Holly Holm was the unforgettable champ for four months.
Her shocking knock out of Ronda Rousey in Melbourne at UFC 193 instantly changed the dynamics of women's mixed martial arts.
The 34-year old from Albuquerque, New Mexico, put the face of the UFC into hiding, but Holm's reign as champ was short-lived when she was put to sleep by Miesha Tate's rear naked choke at UFC 196.
Just over eight months after shocking the MMA world, Holm (10-1) is attempting to make another run for the women's bantamweight belt as she headlines UFC Chicago in a five-round fight against Valentina Shevchenko (12-2) on Saturday night.
Holm, a former welterweight boxing champ, can possibly put herself in contention to fight now champ Amanda Nunes, who dismantled Tate earlier in the month at UFC 200.
But Holm knows how easily she can be pushed back from the spotlight with a poor showing against Shevchenko.
"If I don't win here, then what opportunities are going to be there, I don't know. So I need to make sure I get through this weekend and do a good showing this weekend first," said Hohm.
Of course, a shot at the belt will most likely depend on when or if Rousey will fight again.

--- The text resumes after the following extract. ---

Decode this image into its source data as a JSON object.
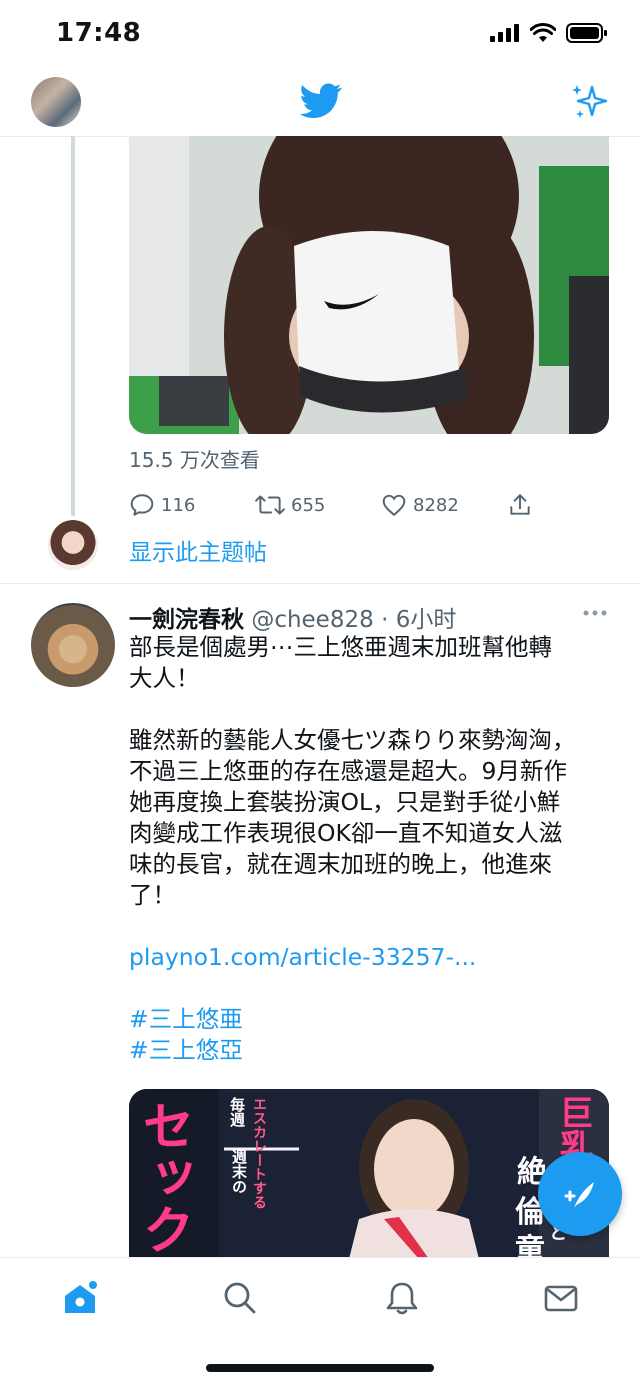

Even with a potential rematch with Rousey and a chance at Nunes for the belt, Holmis not distracted. Her focus is on Shevchenko.
"She's got a ton of Muay Thai background," Holm said. "I'm telling you those Muay Thai fighters are as tough as nails. She's been through battles before, she's been through hard fights. She is very mentally strong, very physically strong so I feel that makes a very tough opponent."
Less than two months ago, Shevchenko was at a chicken restaurant in Lima, Peru, when it was raided by armed robbers. Her trainer Pavel Fedotov was shot during the robbery. Shevchenko was not harmed in the raid, but Fedotov was shot in the abdomen. He has recovered from the gun shot and is expected to be in the corner of Shevchenko on Saturday.
However, the traumatic night didn't put Shevchenko's training on hold as she will get a chance to move up the women's bantamweight by beating the former champ.
"Those days it was impossible to do nothing. It was really, really hard because I could not think about nothing, I could not do nothing, I could not train, I just spent the whole time with Pavel in the hospital, but I knew I had to prepare for this and I knew I had to go forward. First week or 10 days was very difficult, but when I did my training I started to focus on the training and the preparation and it helped me," said Shevchenko, from Bishkek, Kyrgyzstan. "I tried to close everything around me, all feelings, and I put my mind on the training."
The co-main event features a fight between Edson Barboza (17-4) and Gilbert Melendez (22-5) at the 155-pound division. Both fighters are trying to solidify themselves as potential contenders to the belt held by Eddie Alvarez.
Melendez, a former Strikeforce lightweight champion is not ducking Barboza, who beat former lightweight UFC champion Anthony Pettis in April.
"That's why I'm here, I'm here to test myself against great guys like Edson. He is one of those guys that I think a lot of guys don't want to fight, but I'm up for the challenge," Melendez said.